### WHAT IS EXPECTED
Return a word-for-word copy of the complete listing below.

RECORD SET Block Start

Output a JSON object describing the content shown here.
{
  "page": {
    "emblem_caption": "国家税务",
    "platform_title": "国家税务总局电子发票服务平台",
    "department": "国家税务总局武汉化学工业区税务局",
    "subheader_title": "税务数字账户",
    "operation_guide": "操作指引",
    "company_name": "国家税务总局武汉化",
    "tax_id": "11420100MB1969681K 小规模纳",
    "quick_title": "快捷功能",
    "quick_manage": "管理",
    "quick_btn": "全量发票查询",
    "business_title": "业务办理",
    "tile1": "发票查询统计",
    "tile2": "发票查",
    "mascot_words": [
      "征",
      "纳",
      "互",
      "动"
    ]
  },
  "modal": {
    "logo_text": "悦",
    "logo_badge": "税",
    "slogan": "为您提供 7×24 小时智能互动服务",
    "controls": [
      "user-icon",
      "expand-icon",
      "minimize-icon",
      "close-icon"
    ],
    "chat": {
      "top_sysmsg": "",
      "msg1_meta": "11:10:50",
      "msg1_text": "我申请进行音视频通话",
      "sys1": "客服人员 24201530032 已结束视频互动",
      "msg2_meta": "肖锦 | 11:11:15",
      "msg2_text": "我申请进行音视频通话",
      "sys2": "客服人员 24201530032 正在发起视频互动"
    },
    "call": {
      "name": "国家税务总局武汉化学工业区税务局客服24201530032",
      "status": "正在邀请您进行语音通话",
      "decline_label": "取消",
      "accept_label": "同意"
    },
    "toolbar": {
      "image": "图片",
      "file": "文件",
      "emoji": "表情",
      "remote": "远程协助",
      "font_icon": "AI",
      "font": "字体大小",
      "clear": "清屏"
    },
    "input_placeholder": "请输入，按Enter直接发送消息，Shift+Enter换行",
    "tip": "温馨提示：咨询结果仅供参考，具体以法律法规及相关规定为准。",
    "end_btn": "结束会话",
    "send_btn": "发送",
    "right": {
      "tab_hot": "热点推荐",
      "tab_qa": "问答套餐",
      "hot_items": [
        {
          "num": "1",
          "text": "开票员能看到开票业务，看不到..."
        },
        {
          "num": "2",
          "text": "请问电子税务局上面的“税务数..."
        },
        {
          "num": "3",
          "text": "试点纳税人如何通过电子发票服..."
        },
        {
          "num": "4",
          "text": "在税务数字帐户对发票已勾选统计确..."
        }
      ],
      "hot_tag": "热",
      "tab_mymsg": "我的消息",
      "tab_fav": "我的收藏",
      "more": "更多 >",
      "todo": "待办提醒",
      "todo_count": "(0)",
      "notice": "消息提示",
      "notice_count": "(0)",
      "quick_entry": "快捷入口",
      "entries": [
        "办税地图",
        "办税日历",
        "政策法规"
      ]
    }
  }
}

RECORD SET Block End

### ANSWER TO THIS PROBLEM
Output a JSON object describing the content shown here.
{
  "page": {
    "emblem_caption": "国家税务",
    "platform_title": "国家税务总局电子发票服务平台",
    "department": "国家税务总局武汉化学工业区税务局",
    "subheader_title": "税务数字账户",
    "operation_guide": "操作指引",
    "company_name": "国家税务总局武汉化",
    "tax_id": "11420100MB1969681K 小规模纳",
    "quick_title": "快捷功能",
    "quick_manage": "管理",
    "quick_btn": "全量发票查询",
    "business_title": "业务办理",
    "tile1": "发票查询统计",
    "tile2": "发票查",
    "mascot_words": [
      "征",
      "纳",
      "互",
      "动"
    ]
  },
  "modal": {
    "logo_text": "悦",
    "logo_badge": "税",
    "slogan": "为您提供 7×24 小时智能互动服务",
    "controls": [
      "user-icon",
      "expand-icon",
      "minimize-icon",
      "close-icon"
    ],
    "chat": {
      "top_sysmsg": "",
      "msg1_meta": "11:10:50",
      "msg1_text": "我申请进行音视频通话",
      "sys1": "客服人员 24201530032 已结束视频互动",
      "msg2_meta": "肖锦 | 11:11:15",
      "msg2_text": "我申请进行音视频通话",
      "sys2": "客服人员 24201530032 正在发起视频互动"
    },
    "call": {
      "name": "国家税务总局武汉化学工业区税务局客服24201530032",
      "status": "正在邀请您进行语音通话",
      "decline_label": "取消",
      "accept_label": "同意"
    },
    "toolbar": {
      "image": "图片",
      "file": "文件",
      "emoji": "表情",
      "remote": "远程协助",
      "font_icon": "AI",
      "font": "字体大小",
      "clear": "清屏"
    },
    "input_placeholder": "请输入，按Enter直接发送消息，Shift+Enter换行",
    "tip": "温馨提示：咨询结果仅供参考，具体以法律法规及相关规定为准。",
    "end_btn": "结束会话",
    "send_btn": "发送",
    "right": {
      "tab_hot": "热点推荐",
      "tab_qa": "问答套餐",
      "hot_items": [
        {
          "num": "1",
          "text": "开票员能看到开票业务，看不到..."
        },
        {
          "num": "2",
          "text": "请问电子税务局上面的“税务数..."
        },
        {
          "num": "3",
          "text": "试点纳税人如何通过电子发票服..."
        },
        {
          "num": "4",
          "text": "在税务数字帐户对发票已勾选统计确..."
        }
      ],
      "hot_tag": "热",
      "tab_mymsg": "我的消息",
      "tab_fav": "我的收藏",
      "more": "更多 >",
      "todo": "待办提醒",
      "todo_count": "(0)",
      "notice": "消息提示",
      "notice_count": "(0)",
      "quick_entry": "快捷入口",
      "entries": [
        "办税地图",
        "办税日历",
        "政策法规"
      ]
    }
  }
}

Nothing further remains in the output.